We Protestants often don’t give as much thought or attention to what our Catholic brothers and sisters call “Holy Saturday”—the day between Good Friday and Easter Sunday. It is a day that is all about waiting. We are waiting on God to act. Waiting on darkness to give way to light. Waiting on evil and death to be overcome by goodness and life. Waiting on the resurrection to signal the start to a whole new reality, a whole new way of living.
We do have one significant advantage over the disciples. In the aftermath of the crucifixion, they had no idea that Easter was coming. They didn’t know how long their waiting would last. They were scared and understandably so. Look what the Romans had done to Jesus—why should their fate be any different? Perhaps they wondered if following Jesus had just been a colossal waste of time. What was the point of it all? What were they supposed to do now? Jesus’ teaching didn’t seem to make any sense once his broken body had been placed in a borrowed tomb.
Post-resurrection, the disciples were still waiting, but it was a completely different kind of waiting. After the resurrection Jesus’ followers began waiting for his return, but it was waiting filled with hope, joy, and purposeful action. They began preaching and teaching, feeding the poor, taking care of widows and orphans, healing people, baptizing new believers and proclaiming the arrival of God’s Kingdom—just as they had seen Jesus do. They carried on Jesus’ legacy and mission. They waited as they worked and worked as they waited. They waited with expectation. They waited faithfully and obediently. They waited by doing the next right thing. They didn’t have all the answers. They didn’t know when Jesus would be back. They didn’t know how they would get all the resources they needed. They simply waited in anticipation of God’s kingdom by working for that kingdom in their everyday experiences.
It occurs to me that that’s exactly how I should be waiting—waiting hopefully and expectantly, faithfully and obediently. I don’t have to know everything today. I don’t have to have the five-year plan. I can do the next right thing as I wait on God to make other steps clear.

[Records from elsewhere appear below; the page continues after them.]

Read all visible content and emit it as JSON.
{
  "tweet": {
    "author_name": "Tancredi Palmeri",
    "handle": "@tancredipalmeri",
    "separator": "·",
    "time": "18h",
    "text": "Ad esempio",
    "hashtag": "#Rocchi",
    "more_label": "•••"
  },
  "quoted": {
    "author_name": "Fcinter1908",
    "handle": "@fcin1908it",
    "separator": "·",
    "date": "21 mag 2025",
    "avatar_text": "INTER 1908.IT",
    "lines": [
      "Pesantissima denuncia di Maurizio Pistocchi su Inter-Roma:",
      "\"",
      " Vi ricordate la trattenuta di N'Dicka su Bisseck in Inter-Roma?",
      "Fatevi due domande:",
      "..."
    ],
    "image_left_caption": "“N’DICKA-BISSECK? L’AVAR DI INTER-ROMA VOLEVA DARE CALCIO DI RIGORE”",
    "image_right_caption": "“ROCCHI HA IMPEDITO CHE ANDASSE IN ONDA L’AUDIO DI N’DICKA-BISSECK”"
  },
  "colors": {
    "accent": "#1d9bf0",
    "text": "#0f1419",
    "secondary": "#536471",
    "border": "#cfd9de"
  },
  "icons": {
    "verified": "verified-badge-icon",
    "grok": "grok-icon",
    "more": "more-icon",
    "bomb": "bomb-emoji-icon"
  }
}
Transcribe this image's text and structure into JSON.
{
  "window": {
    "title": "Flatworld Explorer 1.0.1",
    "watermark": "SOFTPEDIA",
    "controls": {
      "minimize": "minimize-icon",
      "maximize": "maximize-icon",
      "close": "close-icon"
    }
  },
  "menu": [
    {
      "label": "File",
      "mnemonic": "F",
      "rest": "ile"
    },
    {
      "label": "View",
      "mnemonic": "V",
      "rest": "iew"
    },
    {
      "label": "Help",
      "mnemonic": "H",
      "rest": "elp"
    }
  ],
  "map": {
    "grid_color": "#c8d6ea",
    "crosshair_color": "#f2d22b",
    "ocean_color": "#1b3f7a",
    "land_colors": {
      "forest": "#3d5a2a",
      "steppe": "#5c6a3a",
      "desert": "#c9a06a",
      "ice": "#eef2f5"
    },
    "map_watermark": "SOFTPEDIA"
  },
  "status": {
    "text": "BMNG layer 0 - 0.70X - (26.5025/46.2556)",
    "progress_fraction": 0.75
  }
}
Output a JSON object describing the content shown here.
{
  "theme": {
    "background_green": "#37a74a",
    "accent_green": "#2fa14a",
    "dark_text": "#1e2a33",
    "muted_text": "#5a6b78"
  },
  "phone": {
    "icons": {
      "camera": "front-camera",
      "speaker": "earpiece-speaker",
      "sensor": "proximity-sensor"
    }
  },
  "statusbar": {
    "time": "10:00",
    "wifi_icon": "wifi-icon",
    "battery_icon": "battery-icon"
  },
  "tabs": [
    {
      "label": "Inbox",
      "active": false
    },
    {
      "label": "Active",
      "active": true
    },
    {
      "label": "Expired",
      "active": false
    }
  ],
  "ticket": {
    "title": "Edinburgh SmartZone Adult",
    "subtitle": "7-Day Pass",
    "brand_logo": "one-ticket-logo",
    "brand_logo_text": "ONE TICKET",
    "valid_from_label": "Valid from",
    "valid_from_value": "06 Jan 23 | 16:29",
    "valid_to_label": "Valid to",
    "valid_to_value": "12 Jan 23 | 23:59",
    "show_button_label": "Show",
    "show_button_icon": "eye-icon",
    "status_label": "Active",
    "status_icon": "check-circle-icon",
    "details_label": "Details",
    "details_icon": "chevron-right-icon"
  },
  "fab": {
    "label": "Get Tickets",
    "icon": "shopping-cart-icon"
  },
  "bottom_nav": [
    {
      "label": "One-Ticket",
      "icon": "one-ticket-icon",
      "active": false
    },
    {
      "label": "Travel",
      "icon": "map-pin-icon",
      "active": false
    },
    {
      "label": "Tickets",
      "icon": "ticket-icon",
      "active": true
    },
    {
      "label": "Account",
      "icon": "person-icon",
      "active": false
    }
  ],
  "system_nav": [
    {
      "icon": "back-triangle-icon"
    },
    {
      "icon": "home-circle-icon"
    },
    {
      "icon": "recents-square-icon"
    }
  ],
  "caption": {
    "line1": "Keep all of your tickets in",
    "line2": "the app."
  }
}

And that means I can experience waiting as holy time. How about that for a new post-resurrection reality?
Yours for the Kingdom,
For more information on our Lenten series, click here.